→ BRIEF
Write the entries out in full, matching them exactly.

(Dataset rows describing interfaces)
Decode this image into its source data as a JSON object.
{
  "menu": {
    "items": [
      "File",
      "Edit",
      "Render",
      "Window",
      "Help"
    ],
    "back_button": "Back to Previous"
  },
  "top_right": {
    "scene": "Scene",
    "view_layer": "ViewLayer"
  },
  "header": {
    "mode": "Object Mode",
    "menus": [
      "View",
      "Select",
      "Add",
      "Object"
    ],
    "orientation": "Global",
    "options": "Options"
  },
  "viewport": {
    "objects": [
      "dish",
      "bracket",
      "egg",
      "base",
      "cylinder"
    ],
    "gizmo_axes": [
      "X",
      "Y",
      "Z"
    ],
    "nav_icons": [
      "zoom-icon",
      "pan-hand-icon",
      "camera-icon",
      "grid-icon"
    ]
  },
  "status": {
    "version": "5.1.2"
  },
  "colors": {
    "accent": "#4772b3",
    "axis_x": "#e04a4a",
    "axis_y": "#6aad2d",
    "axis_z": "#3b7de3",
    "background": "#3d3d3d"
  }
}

→ WRITTEN SOLUTION
Decode this image into its source data as a JSON object.
{
  "menu": {
    "items": [
      "File",
      "Edit",
      "Render",
      "Window",
      "Help"
    ],
    "back_button": "Back to Previous"
  },
  "top_right": {
    "scene": "Scene",
    "view_layer": "ViewLayer"
  },
  "header": {
    "mode": "Object Mode",
    "menus": [
      "View",
      "Select",
      "Add",
      "Object"
    ],
    "orientation": "Global",
    "options": "Options"
  },
  "viewport": {
    "objects": [
      "dish",
      "bracket",
      "egg",
      "base",
      "cylinder"
    ],
    "gizmo_axes": [
      "X",
      "Y",
      "Z"
    ],
    "nav_icons": [
      "zoom-icon",
      "pan-hand-icon",
      "camera-icon",
      "grid-icon"
    ]
  },
  "status": {
    "version": "5.1.2"
  },
  "colors": {
    "accent": "#4772b3",
    "axis_x": "#e04a4a",
    "axis_y": "#6aad2d",
    "axis_z": "#3b7de3",
    "background": "#3d3d3d"
  }
}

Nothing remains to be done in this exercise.